The new council, which will likely be announced on Saturday, would broaden the range of opposition forces under a single umbrella and increase the representation of Syria-based dissidents and rebel fighters.
Syrian opposition moves towards deal
DOHA // Syria's largest opposition group, the Syrian National Council, elected a new executive leadership yesterday, as dissidents from across the political spectrum looked poised to join a US and Qatari-backed plan for a unified opposition council.
The new council, which will likely be announced today, would broaden the range of opposition forces under a single umbrella and increase the representation of Syria-based dissidents and rebel fighters.
At the outset of talks here in Doha last Sunday, the plan faced opposition from the existing SNC.
The SNC has itself faced criticism in recent months for being composed of exiles largely out of touch with the fighting on the ground in Syria.
On Friday night, the SNC elected veteran opposition figure George Sabra as its head
Mr Sabra, a Christian residing in Turkey, was one of two candidates that the SNC's executive council chose from in a ballot counted in front of reporters and council members.
But after late-night talks, the mood took an optimistic turn yesterday, said delegates in Doha.
"The SNC will not be an obstacle to this new initiative," said Radwan Ziadeh, an SNC member who had previously expressed doubts about the US-backed plan.
One promising indication mood at the talks, according to those attending. Previous opposition meetings had broken down into fist fights and shouting matches, but in Doha the atmosphere has been more cordial.

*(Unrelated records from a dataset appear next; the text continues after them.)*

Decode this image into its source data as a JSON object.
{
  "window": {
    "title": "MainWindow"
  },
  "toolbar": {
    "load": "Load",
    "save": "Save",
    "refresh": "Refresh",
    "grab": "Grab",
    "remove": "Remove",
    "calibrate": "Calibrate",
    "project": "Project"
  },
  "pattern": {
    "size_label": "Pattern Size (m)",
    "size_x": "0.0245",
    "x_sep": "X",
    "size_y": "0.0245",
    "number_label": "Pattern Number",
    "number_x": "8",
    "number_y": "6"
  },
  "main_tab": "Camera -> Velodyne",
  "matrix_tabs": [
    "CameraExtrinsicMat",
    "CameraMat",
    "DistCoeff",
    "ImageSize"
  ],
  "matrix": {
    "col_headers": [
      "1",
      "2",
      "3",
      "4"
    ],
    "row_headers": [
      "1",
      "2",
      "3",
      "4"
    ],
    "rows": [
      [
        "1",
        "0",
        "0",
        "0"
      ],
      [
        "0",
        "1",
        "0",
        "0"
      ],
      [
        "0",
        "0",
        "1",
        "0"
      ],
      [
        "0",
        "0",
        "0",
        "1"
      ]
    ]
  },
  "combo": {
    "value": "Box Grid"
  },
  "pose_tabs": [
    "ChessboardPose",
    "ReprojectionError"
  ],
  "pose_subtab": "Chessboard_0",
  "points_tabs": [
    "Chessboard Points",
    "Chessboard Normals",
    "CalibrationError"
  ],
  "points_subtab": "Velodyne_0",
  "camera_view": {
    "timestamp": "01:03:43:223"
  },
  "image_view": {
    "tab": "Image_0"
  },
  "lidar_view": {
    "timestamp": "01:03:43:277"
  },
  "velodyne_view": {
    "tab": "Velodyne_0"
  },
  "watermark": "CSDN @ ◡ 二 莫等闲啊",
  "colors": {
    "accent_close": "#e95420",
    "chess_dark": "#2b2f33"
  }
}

Despite signs of progress, the talks seemed light years away from northern Syria where the leader of the largest military group in the country, the Free Syria Army (FSA), announced that his forces were also reorganising in a bid to win international support.
Mustafa Sheikh, who heads the military council that presides over the FSA, said the forces would be reconfigured into five regional commands that could serve as a national army in waiting. "We are getting closer and closer to becoming organised, so that we can get to a stage that is accepted by the international community," he said.
Mr Sheikh also criticised the SNC, accusing it of backing partisan militias rather than the unified military command.
"Now for the first time, when everyone is together, we say no one should be impolite with one another," said Riad Seif, a prominent dissident who left Syria in June and is leading the push for the unified council. "It's not [right] to make a war between us while Syrians are dying."
The new council, called the Syrian National Initiative (SNI), would likely be composed of about 60 members, said participants of the discussions.
The SNC will not cease to exist in the new SNI but would become one of the forces represented. The new council would also include members of the Local Coordination Committees (LCC), which have been running many of the logistics of the uprising on the ground. A handful of LCC members were present at the negotiations yesterday.
Late on Friday, the LCC said in a statement it was withdrawing from the SNC, claiming it had failed to adopt “serious and effective” reforms.
Diplomats say they hope that the new organisation would be able to serve as a legitimate, single interlocutor representing the Syrian opposition. The West and its regional allies worry that were Syria's president, Bashar Al Assad, to fall before the opposition unites, increasingly powerful Islamist militia would quickly take control of the country.
But several sticking points emerged during talks yesterday evening to finalise the new initiative. SNC members said they were seeking guarantees that the international community would offer the new council diplomat recognition, financial support, and arms to fight against Mr Al Assad's forces.
The procurement of arms has been the touchiest issue of the discussions. The United States, in particular, has been adamant that it would not arm the opposition. But SNC members said they hoped that the US would look the other way while Gulf states facilitated the flow of weapons.
"The United States has said they will not give arms, but they can give the green light to the Saudis and Qataris to allow advanced weapons to the opposition," Mr Ziadeh said.
Despite the news of a likely deal, diplomats warned that it could take time for any new opposition body to become the unified coordinator of all the opposition elements.